| WHAT THIS TASK INVOLVES |
Look for "frac" in the material below and show each line that contains it.

-- Opening Marker --

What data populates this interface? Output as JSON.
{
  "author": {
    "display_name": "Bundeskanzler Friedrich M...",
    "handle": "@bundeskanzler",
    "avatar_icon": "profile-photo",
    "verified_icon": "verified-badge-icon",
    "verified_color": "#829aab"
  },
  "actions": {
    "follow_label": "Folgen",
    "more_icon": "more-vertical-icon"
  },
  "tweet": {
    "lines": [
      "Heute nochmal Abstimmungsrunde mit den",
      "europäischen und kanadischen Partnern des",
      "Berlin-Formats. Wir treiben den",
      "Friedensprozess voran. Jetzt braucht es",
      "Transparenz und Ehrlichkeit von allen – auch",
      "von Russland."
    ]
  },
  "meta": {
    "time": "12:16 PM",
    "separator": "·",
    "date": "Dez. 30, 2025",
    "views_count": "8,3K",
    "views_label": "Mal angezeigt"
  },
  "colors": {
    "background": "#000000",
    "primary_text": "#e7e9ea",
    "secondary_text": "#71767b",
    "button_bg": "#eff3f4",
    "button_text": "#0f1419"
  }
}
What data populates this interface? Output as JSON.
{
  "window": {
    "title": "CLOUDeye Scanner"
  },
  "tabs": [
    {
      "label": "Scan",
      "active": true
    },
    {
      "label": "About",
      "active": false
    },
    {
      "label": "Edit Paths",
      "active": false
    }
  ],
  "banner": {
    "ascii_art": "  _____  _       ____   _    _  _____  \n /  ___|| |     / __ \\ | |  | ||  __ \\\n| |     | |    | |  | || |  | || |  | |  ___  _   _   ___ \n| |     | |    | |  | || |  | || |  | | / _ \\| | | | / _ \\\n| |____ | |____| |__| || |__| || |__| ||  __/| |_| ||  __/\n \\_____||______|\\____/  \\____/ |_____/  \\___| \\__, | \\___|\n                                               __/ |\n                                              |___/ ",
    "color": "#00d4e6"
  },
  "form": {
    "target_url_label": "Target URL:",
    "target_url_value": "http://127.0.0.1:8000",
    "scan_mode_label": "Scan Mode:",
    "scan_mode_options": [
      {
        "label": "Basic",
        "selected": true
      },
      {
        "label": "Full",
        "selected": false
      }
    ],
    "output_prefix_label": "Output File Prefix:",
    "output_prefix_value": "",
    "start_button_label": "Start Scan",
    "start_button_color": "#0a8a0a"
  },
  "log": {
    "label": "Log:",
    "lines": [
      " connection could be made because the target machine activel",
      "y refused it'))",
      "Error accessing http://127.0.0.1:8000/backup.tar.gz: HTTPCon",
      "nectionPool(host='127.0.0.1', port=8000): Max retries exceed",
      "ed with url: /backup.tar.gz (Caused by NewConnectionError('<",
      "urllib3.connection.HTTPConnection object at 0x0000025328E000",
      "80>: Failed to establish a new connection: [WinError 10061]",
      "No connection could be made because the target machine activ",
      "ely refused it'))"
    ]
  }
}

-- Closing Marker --
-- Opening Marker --

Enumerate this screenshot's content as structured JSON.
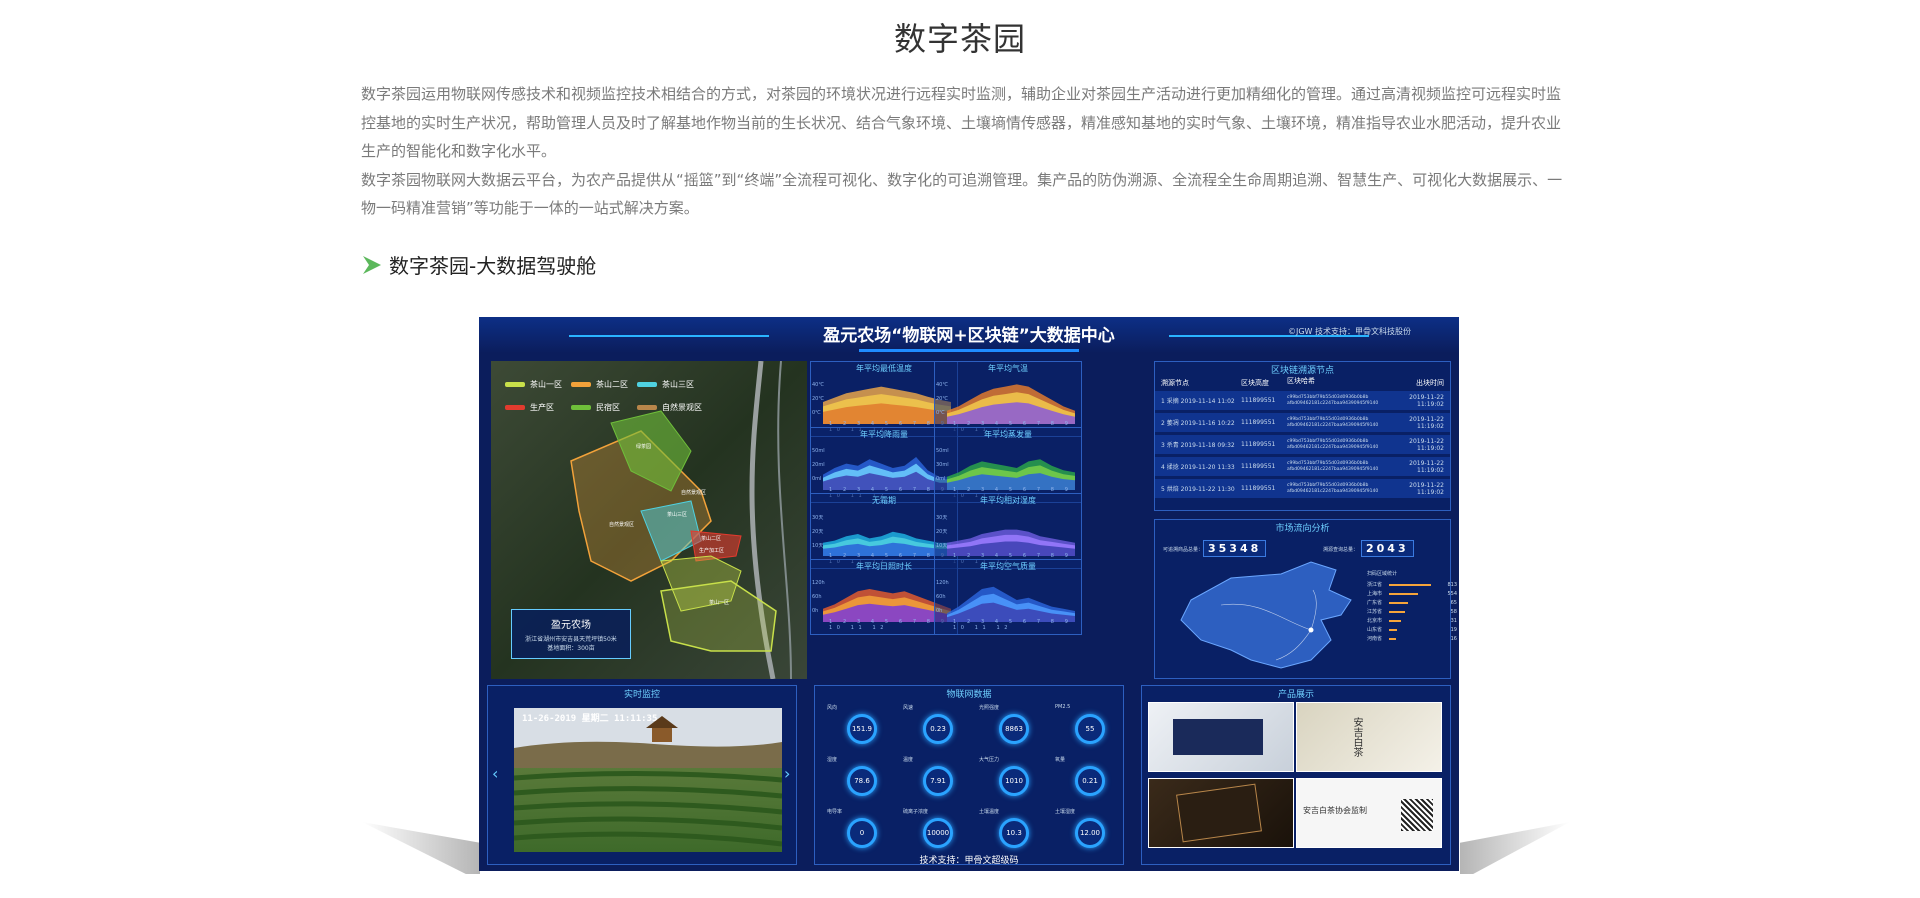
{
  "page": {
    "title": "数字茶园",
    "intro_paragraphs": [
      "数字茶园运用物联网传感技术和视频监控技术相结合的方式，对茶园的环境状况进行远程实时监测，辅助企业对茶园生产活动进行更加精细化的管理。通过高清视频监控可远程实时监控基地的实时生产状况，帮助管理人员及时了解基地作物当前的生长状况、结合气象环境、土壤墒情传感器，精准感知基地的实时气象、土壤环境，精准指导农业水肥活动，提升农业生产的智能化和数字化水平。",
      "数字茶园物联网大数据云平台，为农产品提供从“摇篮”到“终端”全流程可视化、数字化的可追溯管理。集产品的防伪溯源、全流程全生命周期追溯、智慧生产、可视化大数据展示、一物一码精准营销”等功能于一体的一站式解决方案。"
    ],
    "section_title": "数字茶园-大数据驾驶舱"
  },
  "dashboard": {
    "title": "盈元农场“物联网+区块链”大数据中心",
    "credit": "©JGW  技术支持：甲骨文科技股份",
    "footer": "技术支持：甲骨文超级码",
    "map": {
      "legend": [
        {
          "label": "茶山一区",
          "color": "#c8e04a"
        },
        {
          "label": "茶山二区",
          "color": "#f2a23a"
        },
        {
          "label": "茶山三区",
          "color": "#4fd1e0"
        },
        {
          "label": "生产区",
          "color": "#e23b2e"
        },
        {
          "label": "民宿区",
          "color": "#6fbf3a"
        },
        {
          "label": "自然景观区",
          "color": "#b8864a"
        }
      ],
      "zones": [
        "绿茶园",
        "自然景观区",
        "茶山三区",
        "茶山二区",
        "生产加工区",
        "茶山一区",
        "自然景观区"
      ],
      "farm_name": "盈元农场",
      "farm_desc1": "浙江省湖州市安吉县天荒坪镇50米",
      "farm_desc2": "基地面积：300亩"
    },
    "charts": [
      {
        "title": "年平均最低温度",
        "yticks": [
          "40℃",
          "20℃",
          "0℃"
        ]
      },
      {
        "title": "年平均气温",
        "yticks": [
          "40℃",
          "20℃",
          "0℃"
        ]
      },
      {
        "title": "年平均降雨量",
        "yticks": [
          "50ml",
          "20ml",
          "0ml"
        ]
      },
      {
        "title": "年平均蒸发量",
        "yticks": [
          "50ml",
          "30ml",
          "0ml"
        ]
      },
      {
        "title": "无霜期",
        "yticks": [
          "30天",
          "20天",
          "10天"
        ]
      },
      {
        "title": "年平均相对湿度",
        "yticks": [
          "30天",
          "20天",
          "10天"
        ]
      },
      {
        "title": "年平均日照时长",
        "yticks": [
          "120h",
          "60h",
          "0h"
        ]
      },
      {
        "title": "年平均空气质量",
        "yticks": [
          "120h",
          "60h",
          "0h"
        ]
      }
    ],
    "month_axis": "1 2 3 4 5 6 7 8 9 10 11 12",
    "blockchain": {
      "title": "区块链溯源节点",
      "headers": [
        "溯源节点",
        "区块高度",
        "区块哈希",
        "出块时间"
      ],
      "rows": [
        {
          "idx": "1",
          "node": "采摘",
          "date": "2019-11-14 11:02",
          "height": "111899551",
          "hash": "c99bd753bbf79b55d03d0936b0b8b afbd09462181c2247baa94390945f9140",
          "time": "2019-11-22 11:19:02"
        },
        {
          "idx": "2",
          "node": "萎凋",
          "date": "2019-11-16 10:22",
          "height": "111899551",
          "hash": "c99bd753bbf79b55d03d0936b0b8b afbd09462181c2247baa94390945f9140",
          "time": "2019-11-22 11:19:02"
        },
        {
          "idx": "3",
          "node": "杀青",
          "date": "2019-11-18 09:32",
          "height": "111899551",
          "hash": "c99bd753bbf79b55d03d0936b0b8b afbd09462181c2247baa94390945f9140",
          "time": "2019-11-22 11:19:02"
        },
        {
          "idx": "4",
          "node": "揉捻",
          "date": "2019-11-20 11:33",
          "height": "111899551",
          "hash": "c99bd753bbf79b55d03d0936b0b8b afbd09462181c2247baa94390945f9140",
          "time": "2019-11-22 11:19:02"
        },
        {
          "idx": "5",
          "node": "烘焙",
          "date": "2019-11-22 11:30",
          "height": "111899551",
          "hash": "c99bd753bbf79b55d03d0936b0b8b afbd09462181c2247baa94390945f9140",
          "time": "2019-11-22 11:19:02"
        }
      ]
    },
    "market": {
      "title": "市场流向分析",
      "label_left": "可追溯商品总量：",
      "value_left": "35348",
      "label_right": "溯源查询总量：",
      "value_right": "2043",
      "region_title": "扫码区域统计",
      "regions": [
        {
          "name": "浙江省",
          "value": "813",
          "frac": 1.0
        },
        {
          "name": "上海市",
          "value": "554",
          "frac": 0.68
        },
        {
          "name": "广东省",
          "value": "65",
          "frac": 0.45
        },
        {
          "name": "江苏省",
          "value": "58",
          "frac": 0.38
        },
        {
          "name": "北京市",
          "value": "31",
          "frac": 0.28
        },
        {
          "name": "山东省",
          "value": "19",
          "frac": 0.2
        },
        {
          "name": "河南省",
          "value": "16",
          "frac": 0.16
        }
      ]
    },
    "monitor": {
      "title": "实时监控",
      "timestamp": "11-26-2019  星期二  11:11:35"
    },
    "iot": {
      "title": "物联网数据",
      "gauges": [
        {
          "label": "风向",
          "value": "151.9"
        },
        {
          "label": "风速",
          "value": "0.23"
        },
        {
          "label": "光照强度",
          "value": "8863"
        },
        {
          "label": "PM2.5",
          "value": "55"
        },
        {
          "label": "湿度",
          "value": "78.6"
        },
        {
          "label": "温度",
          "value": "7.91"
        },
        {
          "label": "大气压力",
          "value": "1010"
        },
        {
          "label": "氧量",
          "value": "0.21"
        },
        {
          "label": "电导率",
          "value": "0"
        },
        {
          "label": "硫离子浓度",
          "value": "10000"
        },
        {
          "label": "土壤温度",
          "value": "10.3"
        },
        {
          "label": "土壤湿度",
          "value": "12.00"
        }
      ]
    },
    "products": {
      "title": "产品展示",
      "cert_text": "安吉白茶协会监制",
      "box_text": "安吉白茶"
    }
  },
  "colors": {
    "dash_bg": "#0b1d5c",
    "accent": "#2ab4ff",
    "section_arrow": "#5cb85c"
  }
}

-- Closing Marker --

| EXERCISE OUTPUT |
          "frac": 1.0
          "frac": 0.68
          "frac": 0.45
          "frac": 0.38
          "frac": 0.28
          "frac": 0.2
          "frac": 0.16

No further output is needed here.